According to David Richards writing for NetworkWorld in his article 'Banking on the Cloud', FINRA, one of the largest independent securities regulators in the United States, has now moved about 75 percent of its operations to the cloud. By doing so, it estimates it will save up to $20 million annually by using Amazon Web Services instead of a physical data center infrastructure.
David writes that "A major benefit of its move to the cloud has been speed. Some of the more complex queries FINRA runs on its data could take several hours in extreme cases, but they are now done in a few seconds, allowing the regulator to run surveillance patterns more quickly and do more data analysis."
This is hardly surprising - just last month AWS announced the availability of X1 instances for Amazon EC2 featuring 2 TB of memory and high-performing Intel processors to support large-scale in-memory databases, big data processing, and HPC.
By using AWS, businesses can scale up vast amounts of technology infrastructure on demand and pay only for what they use. Having such vast compute capacity available on demand is extremely important in the capital markets industry where milliseconds can mean millions in profit.

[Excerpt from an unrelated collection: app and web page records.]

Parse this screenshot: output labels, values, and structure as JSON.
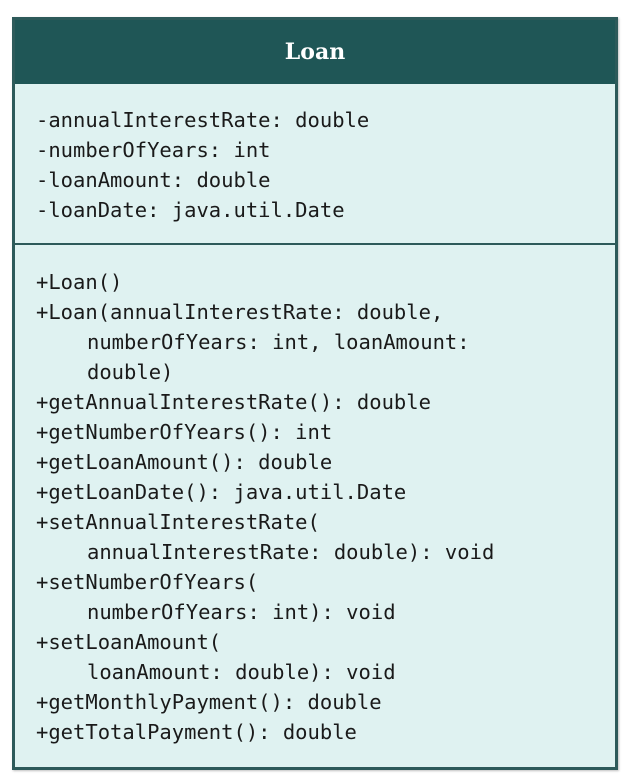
{
  "class_name": "Loan",
  "attributes": [
    "-annualInterestRate: double",
    "-numberOfYears: int",
    "-loanAmount: double",
    "-loanDate: java.util.Date"
  ],
  "operations": [
    "+Loan()",
    "+Loan(annualInterestRate: double,",
    "numberOfYears: int, loanAmount:",
    "double)",
    "+getAnnualInterestRate(): double",
    "+getNumberOfYears(): int",
    "+getLoanAmount(): double",
    "+getLoanDate(): java.util.Date",
    "+setAnnualInterestRate(",
    "annualInterestRate: double): void",
    "+setNumberOfYears(",
    "numberOfYears: int): void",
    "+setLoanAmount(",
    "loanAmount: double): void",
    "+getMonthlyPayment(): double",
    "+getTotalPayment(): double"
  ],
  "colors": {
    "header": "#1f5656",
    "body": "#dff2f1",
    "border": "#2d5a5a"
  }
}
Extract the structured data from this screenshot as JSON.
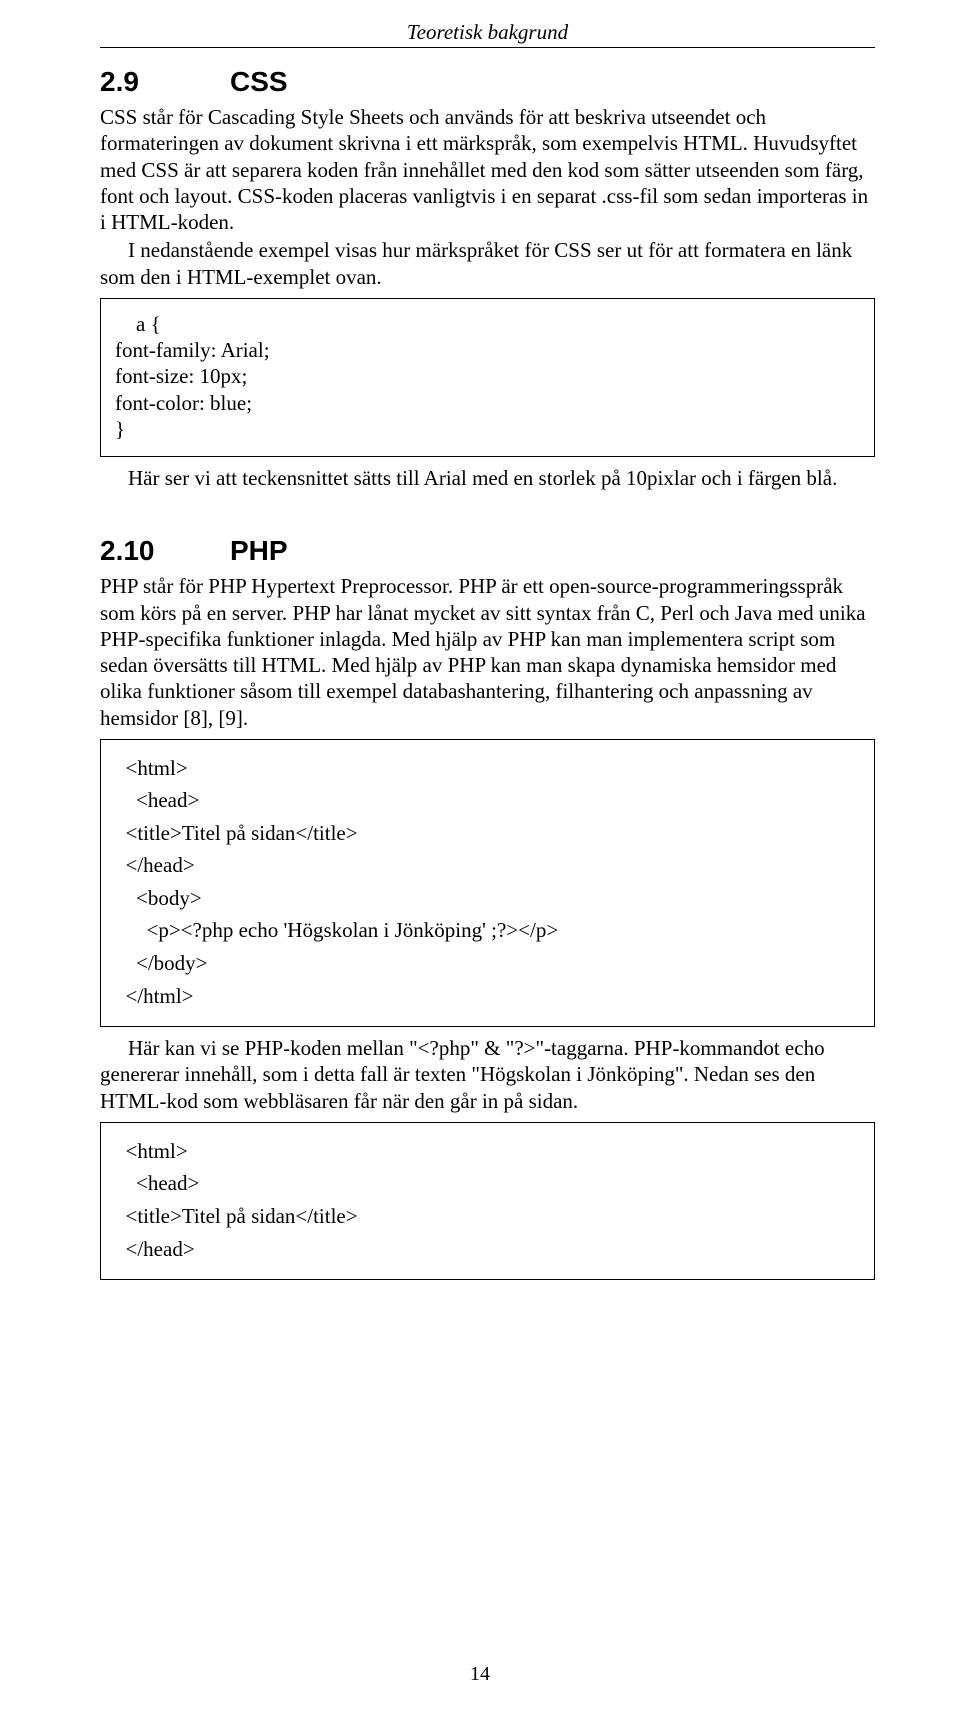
{
  "running_header": "Teoretisk bakgrund",
  "section29": {
    "num": "2.9",
    "title": "CSS",
    "p1": "CSS står för Cascading Style Sheets och används för att beskriva utseendet och formateringen av dokument skrivna i ett märkspråk, som exempelvis HTML. Huvudsyftet med CSS är att separera koden från innehållet med den kod som sätter utseenden som färg, font och layout. CSS-koden placeras vanligtvis i en separat .css-fil som sedan importeras in i HTML-koden.",
    "p2": "I nedanstående exempel visas hur märkspråket för CSS ser ut för att formatera en länk som den i HTML-exemplet ovan.",
    "code1": {
      "l1": "    a {",
      "l2": "font-family: Arial;",
      "l3": "font-size: 10px;",
      "l4": "font-color: blue;",
      "l5": "}"
    },
    "p3": "Här ser vi att teckensnittet sätts till Arial med en storlek på 10pixlar och i färgen blå."
  },
  "section210": {
    "num": "2.10",
    "title": "PHP",
    "p1": "PHP står för PHP Hypertext Preprocessor. PHP är ett open-source-programmeringsspråk som körs på en server. PHP har lånat mycket av sitt syntax från C, Perl och Java med unika PHP-specifika funktioner inlagda. Med hjälp av PHP kan man implementera script som sedan översätts till HTML. Med hjälp av PHP kan man skapa dynamiska hemsidor med olika funktioner såsom till exempel databashantering, filhantering och anpassning av hemsidor [8], [9].",
    "code1": {
      "l1": "  <html>",
      "l2": "    <head>",
      "l3": "  <title>Titel på sidan</title>",
      "l4": "  </head>",
      "l5": "    <body>",
      "l6": "      <p><?php echo 'Högskolan i Jönköping' ;?></p>",
      "l7": "    </body>",
      "l8": "  </html>"
    },
    "p2": "Här kan vi se PHP-koden mellan \"<?php\" & \"?>\"-taggarna. PHP-kommandot echo genererar innehåll, som i detta fall är texten \"Högskolan i Jönköping\". Nedan ses den HTML-kod som webbläsaren får när den går in på sidan.",
    "code2": {
      "l1": "  <html>",
      "l2": "    <head>",
      "l3": "  <title>Titel på sidan</title>",
      "l4": "  </head>"
    }
  },
  "page_number": "14"
}
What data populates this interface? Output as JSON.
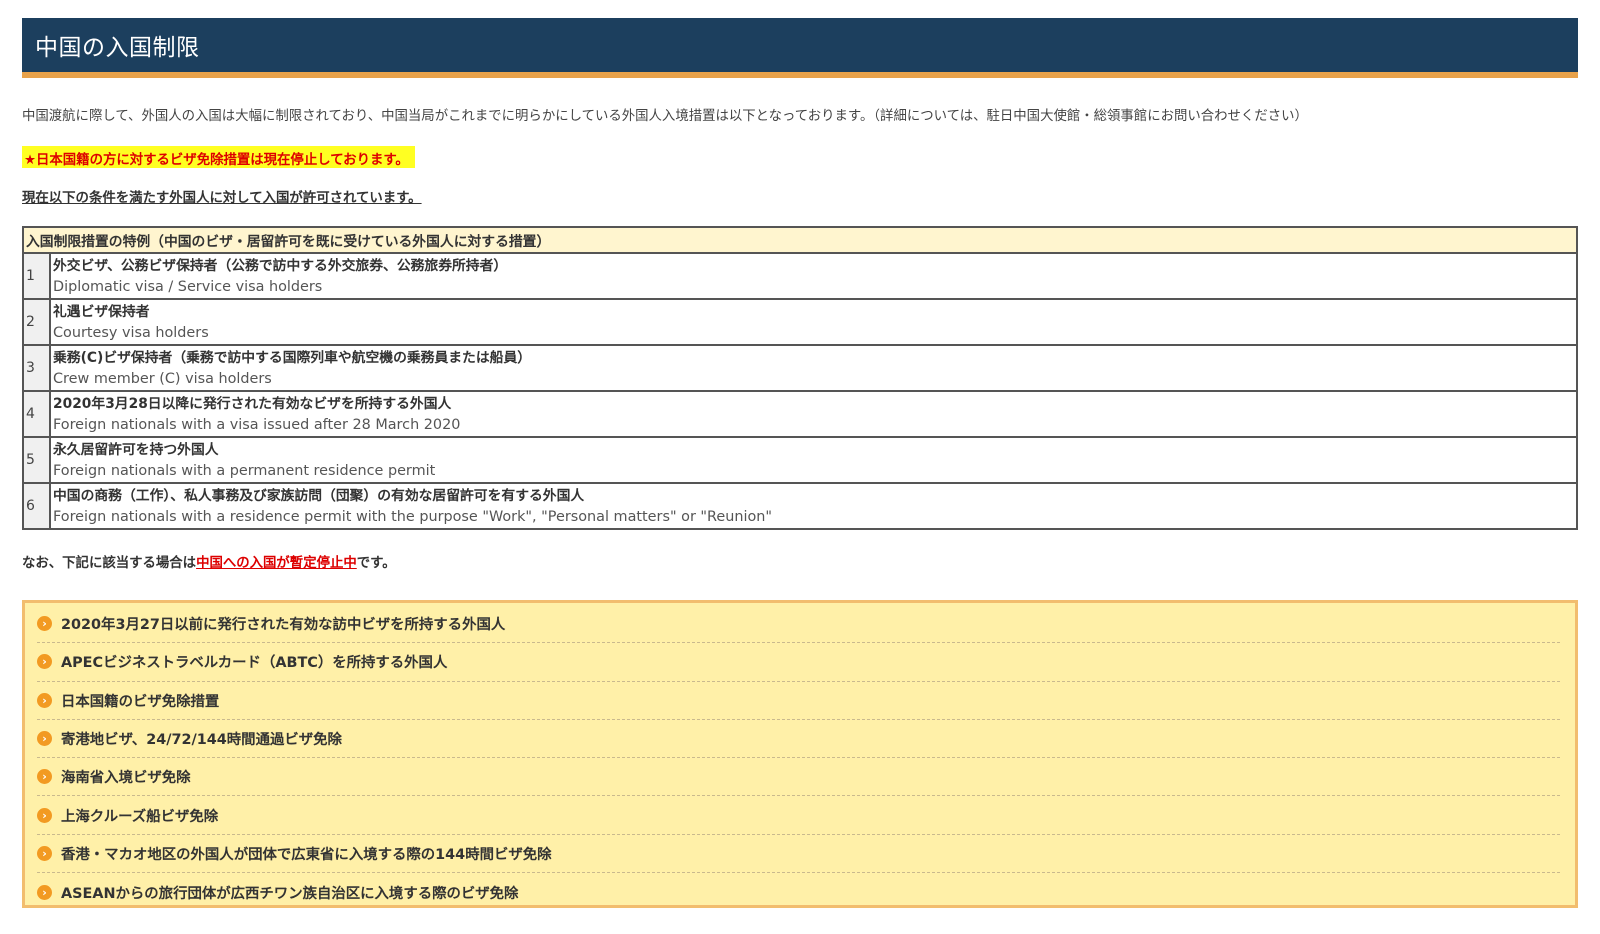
{
  "title": "中国の入国制限",
  "intro": "中国渡航に際して、外国人の入国は大幅に制限されており、中国当局がこれまでに明らかにしている外国人入境措置は以下となっております。（詳細については、駐日中国大使館・総領事館にお問い合わせください）",
  "notice": "★日本国籍の方に対するビザ免除措置は現在停止しております。",
  "conditions_heading": "現在以下の条件を満たす外国人に対して入国が許可されています。",
  "table": {
    "header": "入国制限措置の特例（中国のビザ・居留許可を既に受けている外国人に対する措置）",
    "rows": [
      {
        "num": "1",
        "ja": "外交ビザ、公務ビザ保持者（公務で訪中する外交旅券、公務旅券所持者）",
        "en": "Diplomatic visa / Service visa holders"
      },
      {
        "num": "2",
        "ja": "礼遇ビザ保持者",
        "en": "Courtesy visa holders"
      },
      {
        "num": "3",
        "ja": "乗務(C)ビザ保持者（乗務で訪中する国際列車や航空機の乗務員または船員）",
        "en": "Crew member (C) visa holders"
      },
      {
        "num": "4",
        "ja": "2020年3月28日以降に発行された有効なビザを所持する外国人",
        "en": "Foreign nationals with a visa issued after 28 March 2020"
      },
      {
        "num": "5",
        "ja": "永久居留許可を持つ外国人",
        "en": "Foreign nationals with a permanent residence permit"
      },
      {
        "num": "6",
        "ja": "中国の商務（工作）、私人事務及び家族訪問（団聚）の有効な居留許可を有する外国人",
        "en": "Foreign nationals with a residence permit with the purpose \"Work\", \"Personal matters\" or \"Reunion\""
      }
    ]
  },
  "note": {
    "prefix": "なお、下記に該当する場合は",
    "link": "中国への入国が暫定停止中",
    "suffix": "です。"
  },
  "suspended_items": [
    "2020年3月27日以前に発行された有効な訪中ビザを所持する外国人",
    "APECビジネストラベルカード（ABTC）を所持する外国人",
    "日本国籍のビザ免除措置",
    "寄港地ビザ、24/72/144時間通過ビザ免除",
    "海南省入境ビザ免除",
    "上海クルーズ船ビザ免除",
    "香港・マカオ地区の外国人が団体で広東省に入境する際の144時間ビザ免除",
    "ASEANからの旅行団体が広西チワン族自治区に入境する際のビザ免除"
  ],
  "icons": {
    "bullet": "chevron-right-circle-icon"
  },
  "colors": {
    "header_bg": "#1c3f5e",
    "header_accent": "#e8a24a",
    "notice_bg": "#ffff22",
    "notice_text": "#dd0000",
    "box_bg": "#fff0a8",
    "box_border": "#f2bd6e",
    "bullet": "#f29a22"
  }
}
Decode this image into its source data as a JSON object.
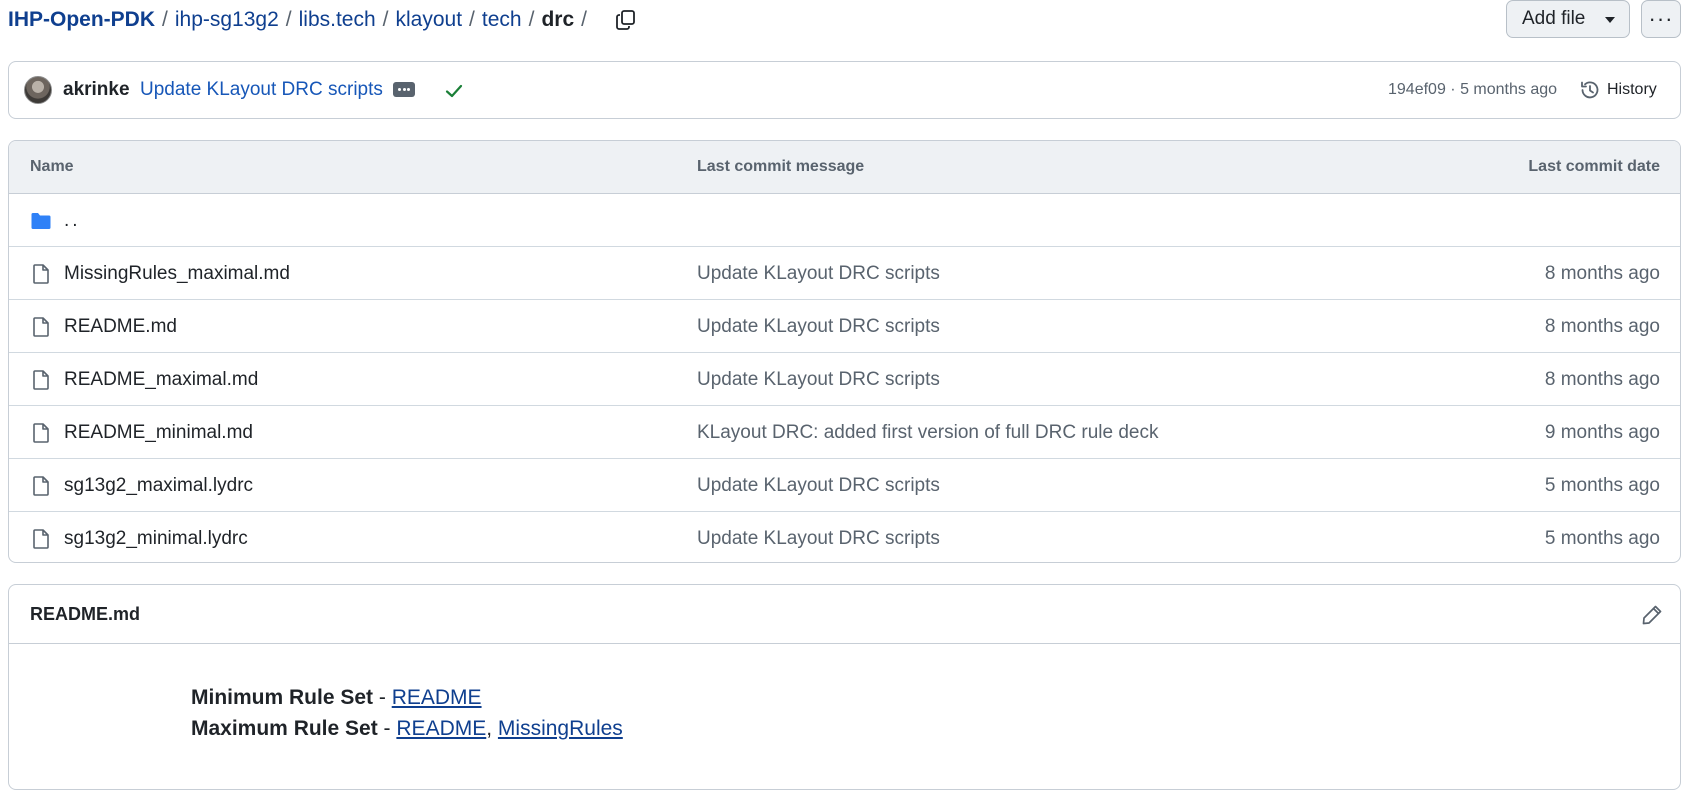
{
  "breadcrumb": {
    "root": "IHP-Open-PDK",
    "parts": [
      "ihp-sg13g2",
      "libs.tech",
      "klayout",
      "tech"
    ],
    "current": "drc",
    "separator": "/"
  },
  "actions": {
    "add_file_label": "Add file",
    "more_label": "···"
  },
  "latest_commit": {
    "author": "akrinke",
    "message": "Update KLayout DRC scripts",
    "sha": "194ef09",
    "meta_separator": " · ",
    "age": "5 months ago",
    "history_label": "History",
    "status": "success"
  },
  "file_table": {
    "headers": {
      "name": "Name",
      "message": "Last commit message",
      "date": "Last commit date"
    },
    "parent_label": "..",
    "rows": [
      {
        "name": "MissingRules_maximal.md",
        "message": "Update KLayout DRC scripts",
        "date": "8 months ago"
      },
      {
        "name": "README.md",
        "message": "Update KLayout DRC scripts",
        "date": "8 months ago"
      },
      {
        "name": "README_maximal.md",
        "message": "Update KLayout DRC scripts",
        "date": "8 months ago"
      },
      {
        "name": "README_minimal.md",
        "message": "KLayout DRC: added first version of full DRC rule deck",
        "date": "9 months ago"
      },
      {
        "name": "sg13g2_maximal.lydrc",
        "message": "Update KLayout DRC scripts",
        "date": "5 months ago"
      },
      {
        "name": "sg13g2_minimal.lydrc",
        "message": "Update KLayout DRC scripts",
        "date": "5 months ago"
      }
    ]
  },
  "readme": {
    "title": "README.md",
    "line1": {
      "label": "Minimum Rule Set",
      "dash": " - ",
      "link": "README"
    },
    "line2": {
      "label": "Maximum Rule Set",
      "dash": " - ",
      "link1": "README",
      "comma": ", ",
      "link2": "MissingRules"
    }
  },
  "colors": {
    "link": "#0f3f8f",
    "commit_link": "#1757b8",
    "folder": "#2f81f7",
    "success": "#1a7f37"
  }
}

According to Richards, cloud computing means banks no longer have to invest heavily in dedicated hardware, software and manpower.
He quotes the example of the Commonwealth Bank of Australia, which said it used to take eight weeks and several thousand dollars to stand up a new server. Now it takes eight minutes and 25 cents to do the same thing in the cloud, making the bank much more responsive to changing customer demands.
Basically cloud improves flexibility and scalability, enabling banks and financial institutions to transform their business processes and grow organically in new sectors and geographies without incurring huge costs for establishing a physical presence.
Richards sums up:
"Ultimately the banks that take advantage of cloud computing are better positioned to respond to economic uncertainties, interconnected global financial systems and demanding customers. If they want to stay ahead, as the regulators have realised, the cloud is no longer a nice to have, but increasingly a necessity."